Good news for the environment, the Scottish government is the latest to ban free carrier bags, forcing people to pay a quasi-plastic bag tax.
It's especially good news considering it was announced in 'Good Money Week' because this is a 'good' way – in all senses – to make money. Scotland has changed the rules so shoppers have to pay 5p per disposable plastic bag, following in the footsteps of Northern Ireland and Wales.
The problem is who does the money made from the 5p charge go to? You may not think this is a pertinent question when the reason for getting rid of free carrier bags is environmental but for the government the charge represents a nice big tax windfall as the 5p cost is subject to VAT.
Accountants Baker Tilly have calculated that the 800 million carrier bags used last year in Scotland would equate to £6.6 million in VAT if people don't change their habits and continue to use plastic bags willy-nilly.
On top of that there is also a possibility that the charge would boost profits of a company, which would then have to pay corporation tax on them.
Article continues below
England is embarrassingly far behind the curve when it comes to disposable bags and so in order to make up for our lack of environmental concern I think when a ban is introduced we should go further: all the proceeds of the charge go to good causes.

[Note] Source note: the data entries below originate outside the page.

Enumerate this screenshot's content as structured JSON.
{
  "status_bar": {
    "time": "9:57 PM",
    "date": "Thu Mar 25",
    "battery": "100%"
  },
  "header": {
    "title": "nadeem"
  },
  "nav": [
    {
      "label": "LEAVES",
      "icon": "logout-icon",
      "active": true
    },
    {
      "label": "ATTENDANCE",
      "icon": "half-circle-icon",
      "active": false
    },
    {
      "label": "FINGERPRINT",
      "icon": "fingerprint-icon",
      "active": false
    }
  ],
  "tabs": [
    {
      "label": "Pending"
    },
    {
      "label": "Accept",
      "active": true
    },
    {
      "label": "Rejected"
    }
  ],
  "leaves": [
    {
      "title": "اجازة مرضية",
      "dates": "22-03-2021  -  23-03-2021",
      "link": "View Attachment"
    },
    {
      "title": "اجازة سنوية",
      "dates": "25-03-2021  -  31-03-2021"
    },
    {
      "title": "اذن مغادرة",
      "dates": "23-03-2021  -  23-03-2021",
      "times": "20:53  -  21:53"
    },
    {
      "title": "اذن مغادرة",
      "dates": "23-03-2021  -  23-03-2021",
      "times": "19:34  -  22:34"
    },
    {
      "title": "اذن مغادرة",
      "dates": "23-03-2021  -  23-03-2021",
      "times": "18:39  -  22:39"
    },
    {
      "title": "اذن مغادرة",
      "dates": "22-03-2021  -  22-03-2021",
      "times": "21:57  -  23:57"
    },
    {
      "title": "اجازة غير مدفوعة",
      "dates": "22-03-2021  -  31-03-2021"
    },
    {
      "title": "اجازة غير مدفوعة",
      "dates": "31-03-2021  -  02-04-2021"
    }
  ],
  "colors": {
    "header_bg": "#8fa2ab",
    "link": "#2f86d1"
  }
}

Just 160 businesses in Scotland have so far said they will donate the money raised through the plastic bag tax to charity. These businesses should be commended but we can't ignore the question: why so few?
Banning free carrier bags isn't just a way for politicians and companies to prove their green credentials, it's also a chance for them to give something back to their communities and support good causes.
Legislating that all carrier bag charge proceeds go to good causes is a win-win and ethical on every level; not just environmentally but socially.
How green is your supermarket?
Majority back 5p carrier bag charge
UK supermarkets hand out more plastic bags last year